The spring of 2018 will not go down in the record books as one of the earlier planted years, but understandably, markets have not become overly anxious. As of the 22nd, NASS estimates that we have 5% of the corn in the soil, which was 3% less than anticipated and 9% behind the 5-year average. The only state that is ahead of pace is Texas with 65% planted versus an average of 59%. Of course it is well known that we can plant the entire crop within a very limited window of time, (14 suitable days according to the University of Illinois) and in light of the current weather forecast, it would appear that a large portion of the crop will get planted in the next week to 10-days. Bean planting progress was limited to southern states and came in right on the historical average of 2%. Not surprising, progress throughout the north was limited in all crops. Spring wheat just 3% planted vs. 25% normal, 2% of barley compared with 8%, oats at 31% vs. 55% and sugarbeets 12% compared with an average 37%. Once again though, not a surprise considering there was snow falling a week ago in much of the north.
It seems this is the first week I can remember in months when there were not downward revisions being published for the Argentine crops. Soy harvest in that nation is now estimated to be 39.6% complete, and Dr. Cordonnier left his estimated unchanged at 39 MMT, and the Buenos Aires Grain Exchange is at 38 MMT, which was also unchanged. Do note that this morning the USDA reported sales of 130,000 MT of US beans to Argentina. 60k of this is for the current crop year and 70k for the 18/19 marketing year. Corn harvest was estimated to be 29.5% complete, and here as well, both Dr. Cordonnier and the Exchange left the estimates unchanged at 32 MMT. As I noted yesterday, dryness in Southern Brazil is raising a little concern about the safrinha corn crop but so far not enough to make any adjustments. Dr. Cordonnier left his estimate unchanged at 87 MMT (5 MMT less than USDA) and had the bean number at 115 MMT, which is the same as Uncle Sam.

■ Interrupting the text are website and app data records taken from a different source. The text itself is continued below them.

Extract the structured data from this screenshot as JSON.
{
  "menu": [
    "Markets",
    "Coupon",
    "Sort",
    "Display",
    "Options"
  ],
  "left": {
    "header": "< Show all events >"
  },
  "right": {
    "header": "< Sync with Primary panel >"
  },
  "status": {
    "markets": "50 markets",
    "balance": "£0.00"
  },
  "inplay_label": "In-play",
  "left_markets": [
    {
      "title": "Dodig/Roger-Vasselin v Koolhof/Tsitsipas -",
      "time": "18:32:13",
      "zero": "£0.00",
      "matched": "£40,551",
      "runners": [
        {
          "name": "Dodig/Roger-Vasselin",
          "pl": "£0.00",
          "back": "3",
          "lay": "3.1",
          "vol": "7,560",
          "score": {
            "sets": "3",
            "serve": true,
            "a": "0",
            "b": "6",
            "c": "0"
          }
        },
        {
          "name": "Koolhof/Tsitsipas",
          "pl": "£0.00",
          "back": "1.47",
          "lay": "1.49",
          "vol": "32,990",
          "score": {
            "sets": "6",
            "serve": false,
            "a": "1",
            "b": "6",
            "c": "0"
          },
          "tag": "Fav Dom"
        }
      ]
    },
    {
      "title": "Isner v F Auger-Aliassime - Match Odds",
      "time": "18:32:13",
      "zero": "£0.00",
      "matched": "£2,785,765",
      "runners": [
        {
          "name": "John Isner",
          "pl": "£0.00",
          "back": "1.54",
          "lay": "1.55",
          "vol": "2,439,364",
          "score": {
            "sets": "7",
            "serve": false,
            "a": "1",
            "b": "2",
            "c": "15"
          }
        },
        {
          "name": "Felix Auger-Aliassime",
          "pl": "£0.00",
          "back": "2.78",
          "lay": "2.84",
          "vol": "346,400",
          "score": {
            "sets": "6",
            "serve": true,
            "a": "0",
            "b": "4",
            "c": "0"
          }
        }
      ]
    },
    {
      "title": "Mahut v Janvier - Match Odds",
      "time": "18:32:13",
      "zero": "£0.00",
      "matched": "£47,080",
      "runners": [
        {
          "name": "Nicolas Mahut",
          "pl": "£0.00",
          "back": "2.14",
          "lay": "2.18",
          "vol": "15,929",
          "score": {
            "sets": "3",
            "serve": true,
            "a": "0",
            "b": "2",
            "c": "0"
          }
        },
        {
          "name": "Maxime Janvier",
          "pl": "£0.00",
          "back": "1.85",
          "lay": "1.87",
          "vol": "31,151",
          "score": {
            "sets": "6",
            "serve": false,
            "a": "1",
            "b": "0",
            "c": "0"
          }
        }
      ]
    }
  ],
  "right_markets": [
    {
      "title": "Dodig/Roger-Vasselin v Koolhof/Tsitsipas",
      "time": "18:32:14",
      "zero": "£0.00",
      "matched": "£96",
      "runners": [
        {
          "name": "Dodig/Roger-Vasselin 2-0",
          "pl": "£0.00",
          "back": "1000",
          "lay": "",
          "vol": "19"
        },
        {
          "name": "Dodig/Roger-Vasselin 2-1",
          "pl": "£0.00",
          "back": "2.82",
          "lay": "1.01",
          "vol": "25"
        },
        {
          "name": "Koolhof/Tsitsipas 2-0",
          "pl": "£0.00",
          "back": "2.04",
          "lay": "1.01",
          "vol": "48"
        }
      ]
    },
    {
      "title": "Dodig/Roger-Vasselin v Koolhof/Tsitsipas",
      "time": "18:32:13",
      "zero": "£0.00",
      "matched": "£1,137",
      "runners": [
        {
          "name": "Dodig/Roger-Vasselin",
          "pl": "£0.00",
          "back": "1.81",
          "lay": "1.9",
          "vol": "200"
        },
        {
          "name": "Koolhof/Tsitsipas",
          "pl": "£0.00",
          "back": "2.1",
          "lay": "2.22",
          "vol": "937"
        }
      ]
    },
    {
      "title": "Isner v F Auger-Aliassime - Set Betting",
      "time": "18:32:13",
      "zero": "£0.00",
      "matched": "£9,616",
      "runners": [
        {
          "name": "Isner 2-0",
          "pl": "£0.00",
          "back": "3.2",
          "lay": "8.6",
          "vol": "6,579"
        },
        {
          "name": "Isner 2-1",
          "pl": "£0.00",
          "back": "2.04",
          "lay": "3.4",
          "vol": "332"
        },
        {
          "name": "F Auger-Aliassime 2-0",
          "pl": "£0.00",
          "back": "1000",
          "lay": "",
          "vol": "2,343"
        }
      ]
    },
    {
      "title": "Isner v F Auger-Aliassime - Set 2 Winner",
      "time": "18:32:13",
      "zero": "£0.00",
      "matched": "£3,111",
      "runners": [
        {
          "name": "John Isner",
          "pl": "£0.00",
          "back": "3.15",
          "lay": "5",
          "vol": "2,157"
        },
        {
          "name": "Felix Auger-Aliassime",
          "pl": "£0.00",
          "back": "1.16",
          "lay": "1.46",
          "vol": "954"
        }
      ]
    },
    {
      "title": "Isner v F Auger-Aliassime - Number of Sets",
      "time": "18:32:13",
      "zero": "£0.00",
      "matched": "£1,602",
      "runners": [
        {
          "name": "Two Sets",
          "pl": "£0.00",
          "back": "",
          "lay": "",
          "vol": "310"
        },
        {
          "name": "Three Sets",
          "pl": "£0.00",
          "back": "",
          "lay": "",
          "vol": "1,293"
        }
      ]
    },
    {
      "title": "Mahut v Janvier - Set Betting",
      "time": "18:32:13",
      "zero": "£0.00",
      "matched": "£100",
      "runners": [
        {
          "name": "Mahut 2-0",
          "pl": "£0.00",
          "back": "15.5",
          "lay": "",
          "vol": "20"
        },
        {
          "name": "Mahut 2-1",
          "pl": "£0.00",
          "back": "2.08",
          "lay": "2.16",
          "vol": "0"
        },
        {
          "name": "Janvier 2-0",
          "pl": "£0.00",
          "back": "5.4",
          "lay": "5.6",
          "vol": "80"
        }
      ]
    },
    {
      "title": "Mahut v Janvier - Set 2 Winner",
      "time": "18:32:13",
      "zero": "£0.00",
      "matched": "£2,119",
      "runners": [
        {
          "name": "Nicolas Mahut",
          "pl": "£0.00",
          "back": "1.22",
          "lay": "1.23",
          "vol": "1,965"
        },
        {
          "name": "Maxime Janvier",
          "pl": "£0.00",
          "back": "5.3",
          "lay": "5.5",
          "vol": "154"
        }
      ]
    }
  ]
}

China released import numbers for March which again revealed a troubling, though not surprising trend. For the month that nation imported 5.662 MMT of soybeans which was 10.5% less than a year ago. Considering that the first quarter imports were up just slightly, quantity was not the troubling part. Of greater concern is the fact that of the March total, Brazil supplied 2.33 MMT, an increase of 33% and the US supplied 3.10 MMT, down 27% from a year ago. This, of course, is an ongoing shift and were it not for the overall growth in Chinese demand, would have already negatively impacted our price. In corn, as a percentage Chinese demand has picked up very nicely as for the month they imported 62,830 MT, which is actually 1094% above the same month last year. For the first quarter, total imports reached 557,346 MT, which is up 81.6%. It would appear though that increased corn imports have translated into reduced DDG demand. For March, imports of this product were down 85.6% and for the first quarter are 87% lower.
Currently, we have the grains struggling with beans showing a bit of a bounce, but overall, I continue to look for soft action into next month.